We’re not the greatest band, I mentioned that earlier, but we wrote some pretty fuckin’ damn good songs that I’m very proud of and always will be.
Rock Cellar: That Weezer tribute song Rivers is pretty cool. You’re friends with Rivers and Nick Hexum from 311, since you recorded some songs involving them over the years, right?
Mark McGrath: Ironically, I’ve never even met Rivers Cuomo to this day. I’m just a gigantic fan. We were all transfixed by that first Weezer record. We got asked to do a song for the Scream 2 soundtrack after Fly blew up. We had this song, it didn’t make Floored for whatever reason, and it was our tribute to Rivers. It sort of felt like a Weezer song without the genius, so we named it Rivers and got a lot of love for that.
And later when we were making our record Music for Cougars he was submitting songs around, and Love is the Answer was one of them. We were looking for new songs and we liked that one, so we did. He never came to the studio, it was fully formed and written so he never came by. He’s still someone I’ve never met. He’s kind of elusive, Rivers.
Nick Hexum and 311 are a band …. he’s been a huge influence.

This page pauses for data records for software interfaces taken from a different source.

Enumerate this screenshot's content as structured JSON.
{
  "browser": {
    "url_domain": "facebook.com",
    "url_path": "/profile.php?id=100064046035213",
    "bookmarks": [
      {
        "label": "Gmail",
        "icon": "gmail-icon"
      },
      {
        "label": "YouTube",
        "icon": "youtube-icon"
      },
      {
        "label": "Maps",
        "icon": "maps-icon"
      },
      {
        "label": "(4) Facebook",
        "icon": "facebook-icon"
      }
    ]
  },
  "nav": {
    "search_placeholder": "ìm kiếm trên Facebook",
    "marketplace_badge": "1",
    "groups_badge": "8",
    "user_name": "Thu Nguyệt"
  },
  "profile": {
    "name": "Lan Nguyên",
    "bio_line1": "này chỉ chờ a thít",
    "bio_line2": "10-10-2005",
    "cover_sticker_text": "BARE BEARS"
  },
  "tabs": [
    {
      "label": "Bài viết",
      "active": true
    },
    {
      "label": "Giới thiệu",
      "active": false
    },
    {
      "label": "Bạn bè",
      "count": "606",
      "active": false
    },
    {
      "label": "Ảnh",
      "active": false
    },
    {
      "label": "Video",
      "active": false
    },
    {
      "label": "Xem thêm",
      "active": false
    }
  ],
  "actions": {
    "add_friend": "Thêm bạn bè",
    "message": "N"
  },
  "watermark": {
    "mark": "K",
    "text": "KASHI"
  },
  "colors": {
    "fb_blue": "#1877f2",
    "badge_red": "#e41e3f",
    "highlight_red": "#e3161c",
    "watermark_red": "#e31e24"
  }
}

They took us on our first real tour, our first arena tour in 1997. It was 311, Sugar Ray and Incubus, believe it or not, and we played these great arenas for the first time. All our rock star dreams came true, we had our first bus that we deserved since we were going platinum, it was such a great memory. So we became friends, obviously, and had such great memories.
When we were making our record we had “Stay On,” and 311 was in the studio next door at NRG in North Hollywood and Nick graciously came by and wrote his part right there, he made the song so much better and I wish we had released it as a single.

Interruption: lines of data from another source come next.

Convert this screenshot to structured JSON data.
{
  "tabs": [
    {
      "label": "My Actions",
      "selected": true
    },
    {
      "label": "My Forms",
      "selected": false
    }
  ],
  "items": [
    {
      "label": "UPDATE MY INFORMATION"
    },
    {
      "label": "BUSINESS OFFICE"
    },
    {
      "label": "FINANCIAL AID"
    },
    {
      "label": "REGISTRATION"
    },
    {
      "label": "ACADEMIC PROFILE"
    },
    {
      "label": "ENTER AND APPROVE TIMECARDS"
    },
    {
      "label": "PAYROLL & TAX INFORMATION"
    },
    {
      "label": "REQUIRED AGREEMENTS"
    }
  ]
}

Rock Cellar: Final question, and it’s a silly 1990’s one: if you had to put together a Mount Rushmore of 1990s musicians, who’d you pick?
Mark McGrath: You have to have Kurt Cobain on there, right? You’d have to put Chris Cornell on there, and Anthony Kiedis for a little vibe … because Rage Against the Machine ushered in such a genre of music I’ll put Zack De la Rocha’s face there too.
Rock Cellar: You can’t go wrong there. Thanks for the chat!